float texDet = texC_dx.x * texC_dy.y - texC_dy.x * texC_dx.y;
vec3 t = texC_dy.y * pos_dx - texC_dx.y * pos_dy;
t      = normalize( t - n * dot( t, n ) );
vec3 b = cross( n, t );                      // b is normlized because n and t are orthonormalized unit vectors
mat3 tbn = mat3( t, sign( texDet ) * b, n ); // take in account the direction of the binormal vector
• @AlexGreen Thanks a lot, fixed Sep 12 '17 at 4:44

There is a variety of ways to calculate tangents, and if the normal map baker doesn't do it the same way as the renderer you'll get subtle artifacts. Many bakers use the MikkTSpace algorithm, which isn't the same as the fragment derivatives trick.

Fortunately, if you have an indexed mesh from a program that uses MikkTSpace (and no texture coordinate triangles with opposite orientations share an index) the hard part of the algorithm is mostly done for you, and you can reconstruct the tangents like this:

#include <cmath>
#include "glm/geometric.hpp"
#include "glm/vec2.hpp"
#include "glm/vec3.hpp"
#include "glm/vec4.hpp"

using glm::vec2;
using glm::vec3;
using glm::vec4;

void makeTangents(uint32_t nIndices, uint16_t* indices,
const vec3 *positions, const vec3 *normals,
const vec2 *texCoords, vec4 *tangents) {
uint32_t inconsistentUvs = 0;
for (uint32_t l = 0; l < nIndices; ++l) tangents[indices[l]] = vec4(0);
for (uint32_t l = 0; l < nIndices; ++l) {
uint32_t i = indices[l];
uint32_t j = indices[(l + 1) % 3 + l / 3 * 3];
uint32_t k = indices[(l + 2) % 3 + l / 3 * 3];
vec3 n = normals[i];
vec3 v1 = positions[j] - positions[i], v2 = positions[k] - positions[i];
vec2 t1 = texCoords[j] - texCoords[i], t2 = texCoords[k] - texCoords[i];

// Is the texture flipped?
float uv2xArea = t1.x * t2.y - t1.y * t2.x;
if (std::abs(uv2xArea) < 0x1p-20)
continue;  // Smaller than 1/2 pixel at 1024x1024
float flip = uv2xArea > 0 ? 1 : -1;
// 'flip' or '-flip'; depends on the handedness of the space.
if (tangents[i].w != 0 && tangents[i].w != -flip) ++inconsistentUvs;
tangents[i].w = -flip;

// Project triangle onto tangent plane
v1 -= n * dot(v1, n);
v2 -= n * dot(v2, n);
// Tangent is object space direction of texture coordinates
vec3 s = normalize((t2.y * v1 - t1.y * v2)*flip);

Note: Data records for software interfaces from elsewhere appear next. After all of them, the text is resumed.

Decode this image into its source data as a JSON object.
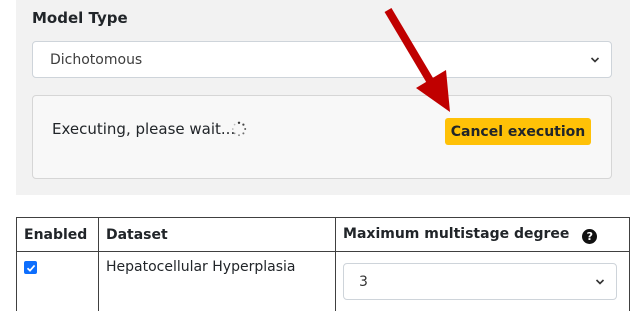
{
  "model": {
    "label": "Model Type",
    "selected": "Dichotomous"
  },
  "execution": {
    "status_text": "Executing, please wait...",
    "cancel_label": "Cancel execution"
  },
  "annotation": {
    "arrow_color": "#c00000"
  },
  "table": {
    "headers": [
      "Enabled",
      "Dataset",
      "Maximum multistage degree"
    ],
    "rows": [
      {
        "enabled": true,
        "dataset": "Hepatocellular Hyperplasia",
        "degree": "3"
      }
    ]
  },
  "colors": {
    "accent_button": "#ffc107",
    "checkbox": "#0d6efd"
  }
}
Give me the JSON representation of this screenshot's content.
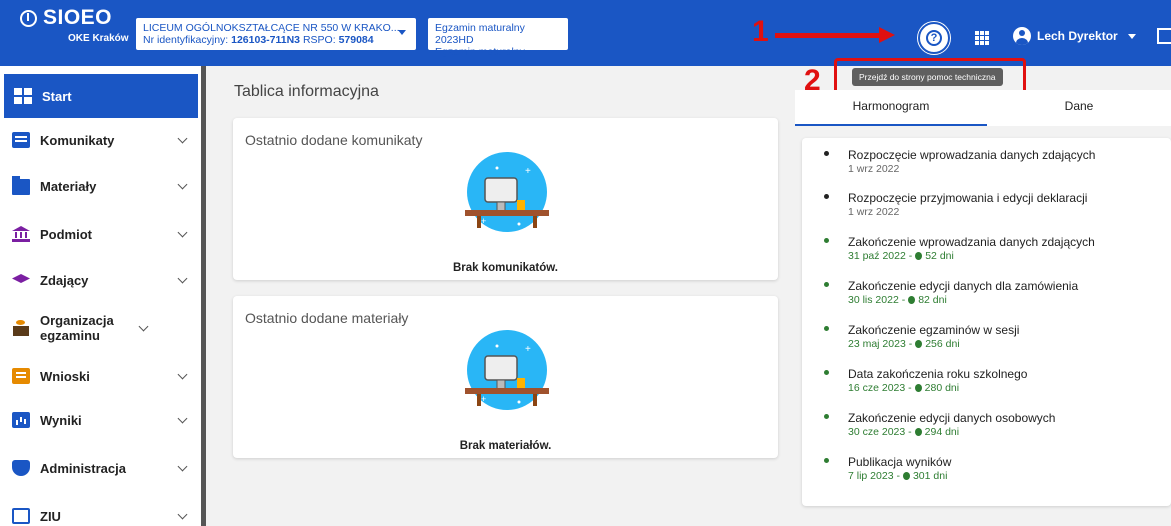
{
  "header": {
    "logo_main": "SIOEO",
    "logo_sub": "OKE Kraków",
    "school_name": "LICEUM OGÓLNOKSZTAŁCĄCE NR 550 W KRAKO...",
    "school_id_label": "Nr identyfikacyjny:",
    "school_id": "126103-711N3",
    "rspo_label": "RSPO:",
    "rspo": "579084",
    "exam_line1": "Egzamin maturalny 2023HD",
    "exam_line2": "Egzamin maturalny",
    "user_name": "Lech Dyrektor",
    "help_glyph": "?"
  },
  "annotations": {
    "label_1": "1",
    "label_2": "2",
    "tooltip": "Przejdź do strony pomoc techniczna",
    "color": "#e01010"
  },
  "sidebar": {
    "items": [
      {
        "label": "Start",
        "icon": "grid-icon"
      },
      {
        "label": "Komunikaty",
        "icon": "message-icon"
      },
      {
        "label": "Materiały",
        "icon": "folder-icon"
      },
      {
        "label": "Podmiot",
        "icon": "institution-icon"
      },
      {
        "label": "Zdający",
        "icon": "graduation-cap-icon"
      },
      {
        "label": "Organizacja egzaminu",
        "icon": "organization-icon"
      },
      {
        "label": "Wnioski",
        "icon": "document-icon"
      },
      {
        "label": "Wyniki",
        "icon": "chart-icon"
      },
      {
        "label": "Administracja",
        "icon": "shield-icon"
      },
      {
        "label": "ZIU",
        "icon": "ziu-icon"
      }
    ]
  },
  "main": {
    "title": "Tablica informacyjna",
    "cards": [
      {
        "title": "Ostatnio dodane komunikaty",
        "empty": "Brak komunikatów."
      },
      {
        "title": "Ostatnio dodane materiały",
        "empty": "Brak materiałów."
      }
    ]
  },
  "right_panel": {
    "tabs": [
      "Harmonogram",
      "Dane"
    ],
    "events": [
      {
        "title": "Rozpoczęcie wprowadzania danych zdających",
        "date": "1 wrz 2022",
        "days": ""
      },
      {
        "title": "Rozpoczęcie przyjmowania i edycji deklaracji",
        "date": "1 wrz 2022",
        "days": ""
      },
      {
        "title": "Zakończenie wprowadzania danych zdających",
        "date": "31 paź 2022 -",
        "days": "52 dni"
      },
      {
        "title": "Zakończenie edycji danych dla zamówienia",
        "date": "30 lis 2022 -",
        "days": "82 dni"
      },
      {
        "title": "Zakończenie egzaminów w sesji",
        "date": "23 maj 2023 -",
        "days": "256 dni"
      },
      {
        "title": "Data zakończenia roku szkolnego",
        "date": "16 cze 2023 -",
        "days": "280 dni"
      },
      {
        "title": "Zakończenie edycji danych osobowych",
        "date": "30 cze 2023 -",
        "days": "294 dni"
      },
      {
        "title": "Publikacja wyników",
        "date": "7 lip 2023 -",
        "days": "301 dni"
      }
    ]
  },
  "colors": {
    "brand": "#1a56c4",
    "countdown": "#2e7d32"
  }
}
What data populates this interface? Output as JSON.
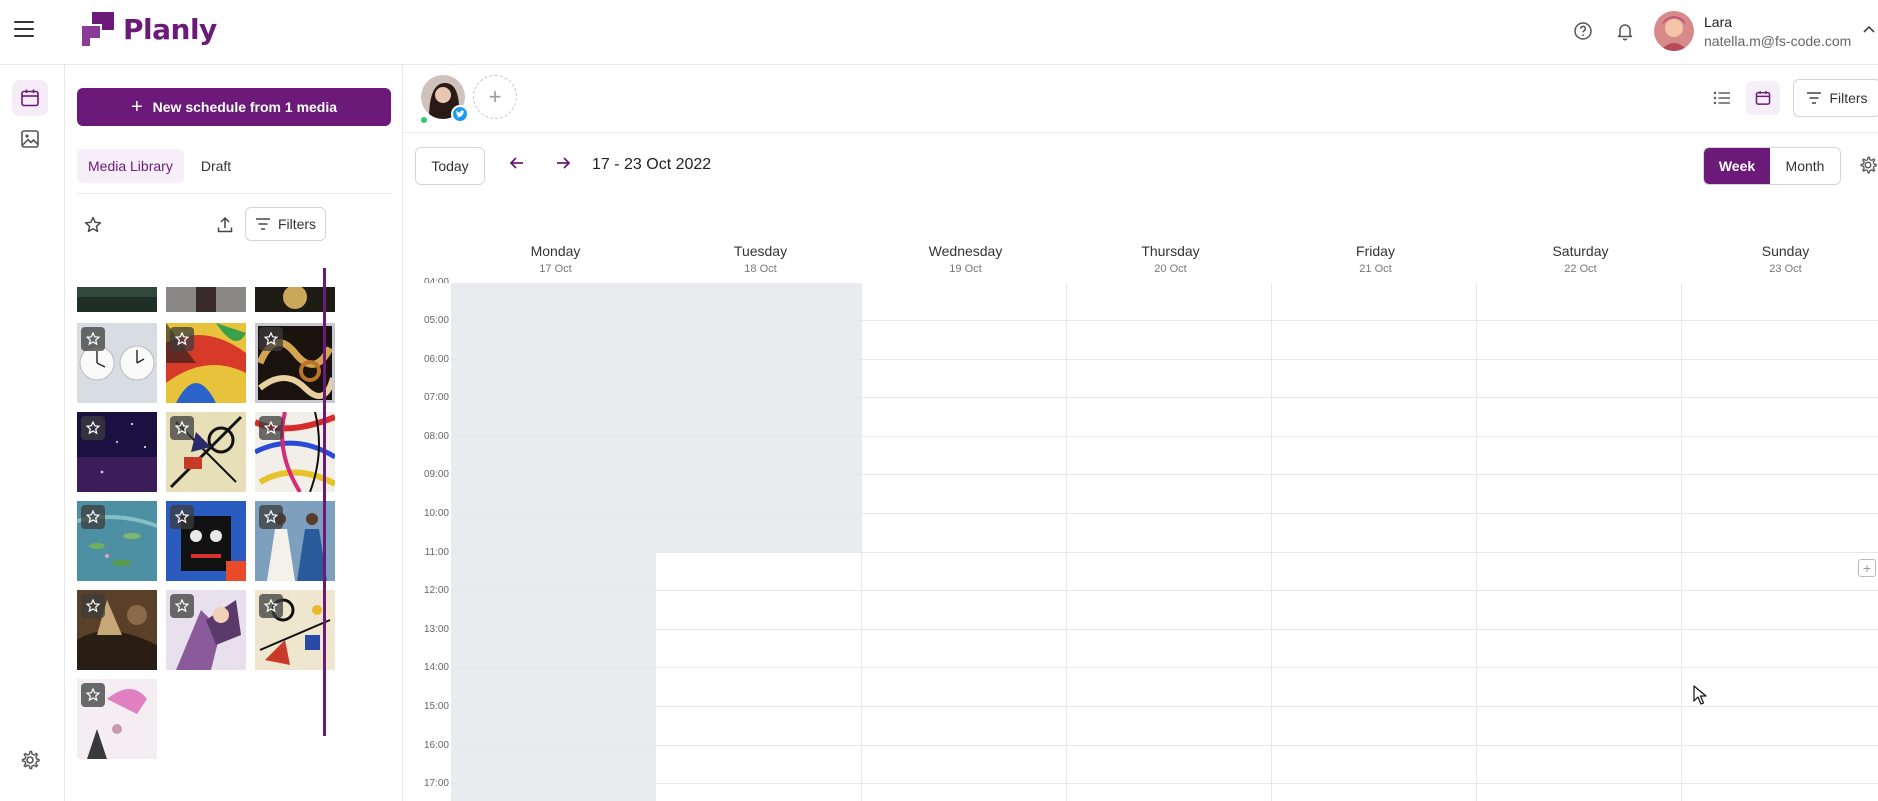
{
  "app": {
    "brand": "Planly"
  },
  "header": {
    "menu_icon": "hamburger-icon",
    "help_icon": "help-circle-icon",
    "bell_icon": "bell-icon",
    "user": {
      "name": "Lara",
      "email": "natella.m@fs-code.com"
    }
  },
  "rail": {
    "items": [
      "calendar-icon",
      "image-icon"
    ],
    "bottom": "gear-icon"
  },
  "media": {
    "new_button": "New schedule from 1 media",
    "tabs": [
      {
        "label": "Media Library",
        "active": true
      },
      {
        "label": "Draft",
        "active": false
      }
    ],
    "filters_label": "Filters"
  },
  "calendar": {
    "today_label": "Today",
    "range": "17 - 23 Oct 2022",
    "filters_label": "Filters",
    "views": [
      {
        "label": "Week",
        "active": true
      },
      {
        "label": "Month",
        "active": false
      }
    ],
    "days": [
      {
        "name": "Monday",
        "date": "17 Oct"
      },
      {
        "name": "Tuesday",
        "date": "18 Oct"
      },
      {
        "name": "Wednesday",
        "date": "19 Oct"
      },
      {
        "name": "Thursday",
        "date": "20 Oct"
      },
      {
        "name": "Friday",
        "date": "21 Oct"
      },
      {
        "name": "Saturday",
        "date": "22 Oct"
      },
      {
        "name": "Sunday",
        "date": "23 Oct"
      }
    ],
    "hours": [
      "04:00",
      "05:00",
      "06:00",
      "07:00",
      "08:00",
      "09:00",
      "10:00",
      "11:00",
      "12:00",
      "13:00",
      "14:00",
      "15:00",
      "16:00",
      "17:00"
    ]
  },
  "colors": {
    "brand": "#6b1a7a",
    "past": "#eaebef",
    "twitter": "#1d9bf0"
  }
}
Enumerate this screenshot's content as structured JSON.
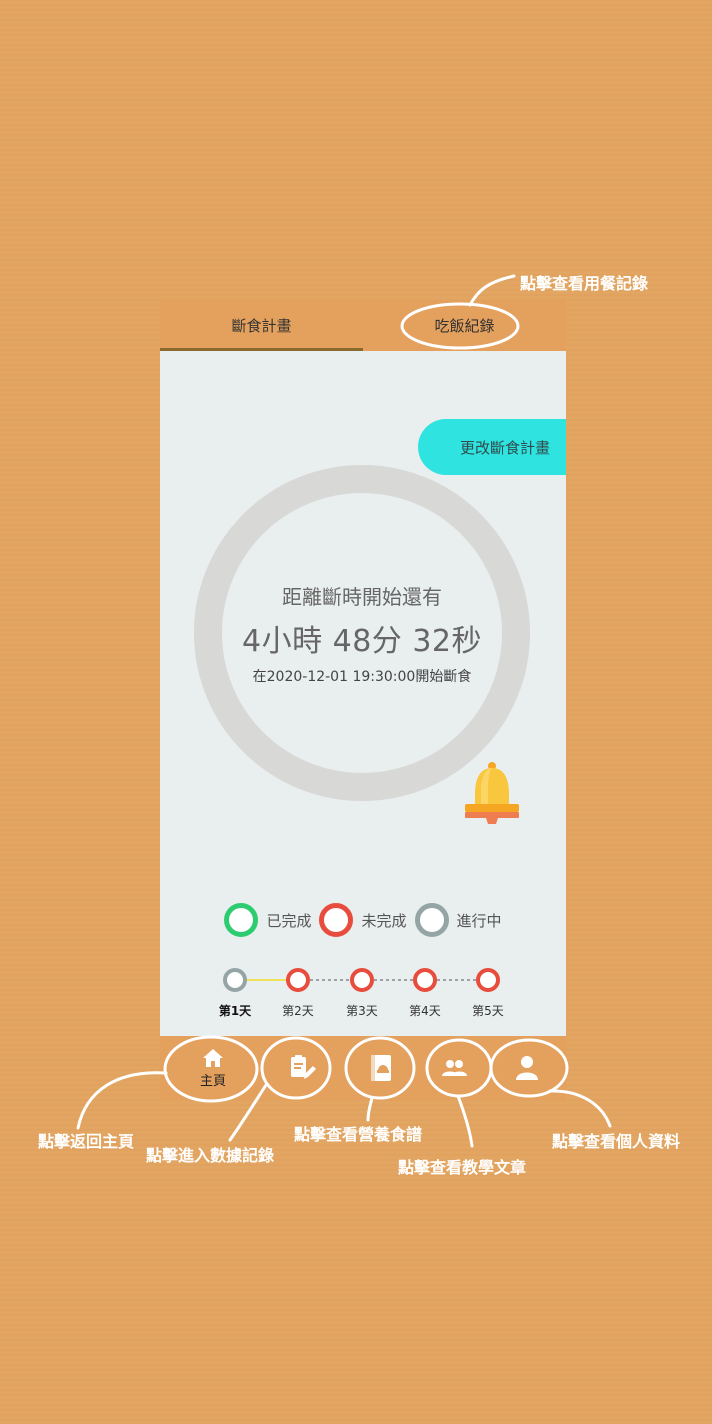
{
  "tabs": [
    {
      "label": "斷食計畫",
      "active": true
    },
    {
      "label": "吃飯紀錄",
      "active": false
    }
  ],
  "change_plan_button": "更改斷食計畫",
  "timer": {
    "label": "距離斷時開始還有",
    "countdown": "4小時 48分 32秒",
    "start_info": "在2020-12-01 19:30:00開始斷食"
  },
  "legend": [
    {
      "label": "已完成",
      "color": "#2ecc71"
    },
    {
      "label": "未完成",
      "color": "#e74c3c"
    },
    {
      "label": "進行中",
      "color": "#95a5a6"
    }
  ],
  "days": [
    {
      "label": "第1天",
      "status": "in-progress"
    },
    {
      "label": "第2天",
      "status": "incomplete"
    },
    {
      "label": "第3天",
      "status": "incomplete"
    },
    {
      "label": "第4天",
      "status": "incomplete"
    },
    {
      "label": "第5天",
      "status": "incomplete"
    }
  ],
  "nav": {
    "home": "主頁",
    "icons": [
      "home-icon",
      "edit-note-icon",
      "recipe-book-icon",
      "group-icon",
      "person-icon"
    ]
  },
  "annotations": {
    "meal_records": "點擊查看用餐記錄",
    "home": "點擊返回主頁",
    "data_record": "點擊進入數據記錄",
    "recipes": "點擊查看營養食譜",
    "articles": "點擊查看教學文章",
    "profile": "點擊查看個人資料"
  },
  "colors": {
    "background": "#e3a662",
    "bar": "#e4a05d",
    "accent": "#2ee3e0",
    "ring": "#d8d8d6"
  }
}
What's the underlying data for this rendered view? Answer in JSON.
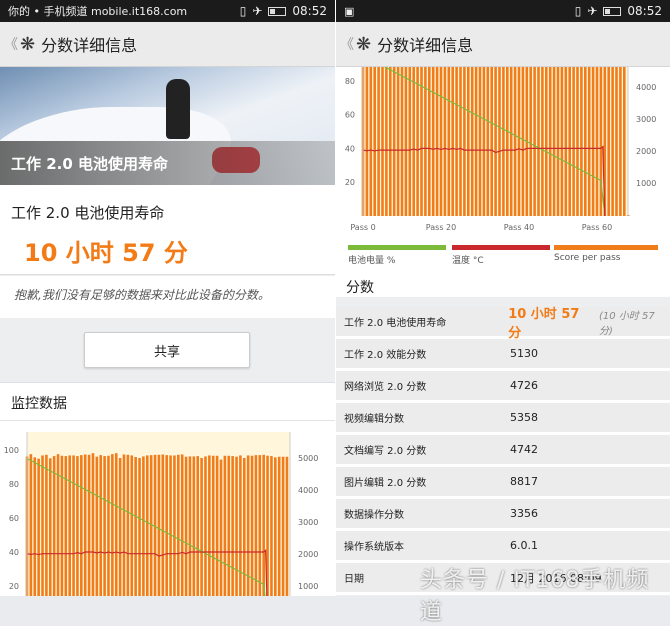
{
  "status": {
    "carrier": "你的 • 手机频道 mobile.it168.com",
    "time": "08:52"
  },
  "header": {
    "title": "分数详细信息",
    "back": "《",
    "logo": "❋"
  },
  "hero": {
    "title": "工作 2.0 电池使用寿命"
  },
  "result": {
    "title": "工作 2.0 电池使用寿命",
    "value": "10 小时 57 分"
  },
  "sorry": "抱歉,我们没有足够的数据来对比此设备的分数。",
  "share": "共享",
  "monitor": {
    "title": "监控数据"
  },
  "legend": [
    "电池电量 %",
    "温度 °C",
    "Score per pass"
  ],
  "scores_title": "分数",
  "rows": [
    {
      "k": "工作 2.0 电池使用寿命",
      "v": "10 小时 57 分",
      "sub": "(10 小时 57 分)"
    },
    {
      "k": "工作 2.0 效能分数",
      "v": "5130"
    },
    {
      "k": "网络浏览 2.0 分数",
      "v": "4726"
    },
    {
      "k": "视频编辑分数",
      "v": "5358"
    },
    {
      "k": "文档编写 2.0 分数",
      "v": "4742"
    },
    {
      "k": "图片编辑 2.0 分数",
      "v": "8817"
    },
    {
      "k": "数据操作分数",
      "v": "3356"
    },
    {
      "k": "操作系统版本",
      "v": "6.0.1"
    },
    {
      "k": "日期",
      "v": "12月 2016 08:09"
    }
  ],
  "watermark": "头条号 / IT168手机频道",
  "colors": {
    "battery": "#7cbb3a",
    "temp": "#c9282d",
    "score": "#f07d1c",
    "accent": "#f27b16"
  },
  "chart_data": {
    "type": "bar",
    "xlabel": "",
    "x_ticks": [
      "Pass 0",
      "Pass 20",
      "Pass 40",
      "Pass 60"
    ],
    "y_left_ticks": [
      "20",
      "40",
      "60",
      "80",
      "100"
    ],
    "y_right_ticks": [
      "1000",
      "2000",
      "3000",
      "4000",
      "5000"
    ],
    "y_left_range": [
      0,
      110
    ],
    "y_right_range": [
      0,
      5500
    ],
    "series": [
      {
        "name": "Score per pass",
        "axis": "right",
        "values": [
          5050,
          5120,
          5020,
          4980,
          5080,
          5100,
          4990,
          5060,
          5120,
          5070,
          5060,
          5080,
          5080,
          5060,
          5090,
          5110,
          5100,
          5150,
          5040,
          5090,
          5060,
          5070,
          5120,
          5150,
          5000,
          5110,
          5100,
          5080,
          5030,
          5000,
          5050,
          5080,
          5090,
          5100,
          5100,
          5110,
          5090,
          5080,
          5080,
          5100,
          5110,
          5040,
          5050,
          5050,
          5060,
          5000,
          5050,
          5080,
          5070,
          5070,
          4950,
          5070,
          5070,
          5060,
          5040,
          5080,
          5000,
          5080,
          5070,
          5090,
          5090,
          5100,
          5070,
          5060,
          5020,
          5040,
          5040,
          5040,
          0
        ]
      },
      {
        "name": "电池电量 %",
        "axis": "left",
        "points": [
          [
            0,
            95
          ],
          [
            61,
            21
          ],
          [
            62,
            0
          ]
        ]
      },
      {
        "name": "温度 °C",
        "axis": "left",
        "points": [
          [
            0,
            39
          ],
          [
            1,
            38.6
          ],
          [
            2,
            39
          ],
          [
            3,
            38.5
          ],
          [
            4,
            39
          ],
          [
            12,
            39
          ],
          [
            13,
            39.6
          ],
          [
            14,
            39
          ],
          [
            15,
            40
          ],
          [
            17,
            40
          ],
          [
            18,
            39.5
          ],
          [
            19,
            40
          ],
          [
            20,
            39.4
          ],
          [
            21,
            40
          ],
          [
            22,
            39.4
          ],
          [
            23,
            40
          ],
          [
            24,
            39.4
          ],
          [
            25,
            40
          ],
          [
            26,
            39
          ],
          [
            33,
            39
          ],
          [
            34,
            37.6
          ],
          [
            35,
            38.3
          ],
          [
            36,
            39
          ],
          [
            39,
            39
          ],
          [
            40,
            39.8
          ],
          [
            41,
            39
          ],
          [
            42,
            40
          ],
          [
            61,
            40
          ],
          [
            61.5,
            41
          ],
          [
            62,
            0
          ]
        ]
      }
    ]
  }
}
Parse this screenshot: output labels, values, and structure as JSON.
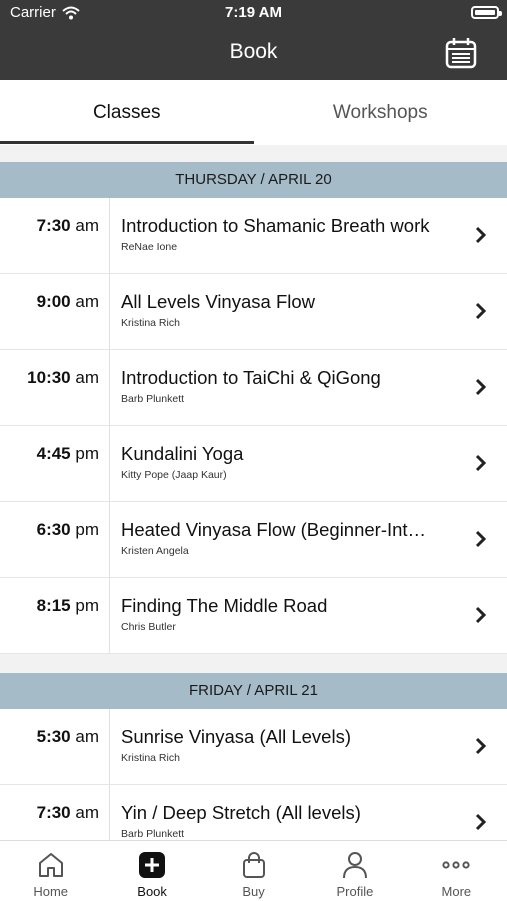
{
  "status_bar": {
    "carrier": "Carrier",
    "time": "7:19 AM"
  },
  "header": {
    "title": "Book"
  },
  "tabs": [
    {
      "label": "Classes",
      "active": true
    },
    {
      "label": "Workshops",
      "active": false
    }
  ],
  "days": [
    {
      "label": "THURSDAY / APRIL 20",
      "classes": [
        {
          "time": "7:30",
          "ampm": "am",
          "name": "Introduction to Shamanic Breath work",
          "instructor": "ReNae Ione"
        },
        {
          "time": "9:00",
          "ampm": "am",
          "name": "All Levels Vinyasa Flow",
          "instructor": "Kristina Rich"
        },
        {
          "time": "10:30",
          "ampm": "am",
          "name": "Introduction to TaiChi & QiGong",
          "instructor": "Barb Plunkett"
        },
        {
          "time": "4:45",
          "ampm": "pm",
          "name": "Kundalini Yoga",
          "instructor": "Kitty Pope (Jaap Kaur)"
        },
        {
          "time": "6:30",
          "ampm": "pm",
          "name": "Heated Vinyasa Flow (Beginner-Int…",
          "instructor": "Kristen Angela"
        },
        {
          "time": "8:15",
          "ampm": "pm",
          "name": "Finding The Middle Road",
          "instructor": "Chris Butler"
        }
      ]
    },
    {
      "label": "FRIDAY / APRIL 21",
      "classes": [
        {
          "time": "5:30",
          "ampm": "am",
          "name": "Sunrise Vinyasa (All Levels)",
          "instructor": "Kristina Rich"
        },
        {
          "time": "7:30",
          "ampm": "am",
          "name": "Yin / Deep Stretch (All levels)",
          "instructor": "Barb Plunkett"
        }
      ]
    }
  ],
  "tab_bar": [
    {
      "label": "Home",
      "icon": "home-icon"
    },
    {
      "label": "Book",
      "icon": "plus-square-icon",
      "active": true
    },
    {
      "label": "Buy",
      "icon": "shopping-bag-icon"
    },
    {
      "label": "Profile",
      "icon": "person-icon"
    },
    {
      "label": "More",
      "icon": "more-dots-icon"
    }
  ],
  "colors": {
    "header": "#3a3a3a",
    "day_header": "#a5bcc8",
    "background": "#f2f2f2"
  }
}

// Use angle between projected v1 and v2 as weight
float angle = std::acos(dot(v1, v2) / (length(v1) * length(v2)));
tangents[i] += vec4(s * angle, 0);
}
for (uint32_t l = 0; l < nIndices; ++l) {
vec4& t = tangents[indices[l]];
t = vec4(normalize(vec3(t.x, t.y, t.z)), t.w);
}
// std::cerr << inconsistentUvs << " inconsistent UVs\n";
}

In the vertex shader, they are rotated into world space:

fragNormal = (model.model * vec4(inNormal, 0)).xyz;
fragTangent = vec4((model.model * vec4(inTangent.xyz, 0)).xyz, inTangent.w);

Then the binormal and world space normal are calculated like this (see http://mikktspace.com/):

vec3 binormal = fragTangent.w * cross(fragNormal, fragTangent.xyz);
vec3 worldNormal = normalize(normal.x * fragTangent.xyz +
normal.y * binormal +
normal.z * fragNormal);

(The binormal is usually calculated per pixel, but some bakers give you the option to calculate it per vertex and interpolate it. This page has information about specific programs.)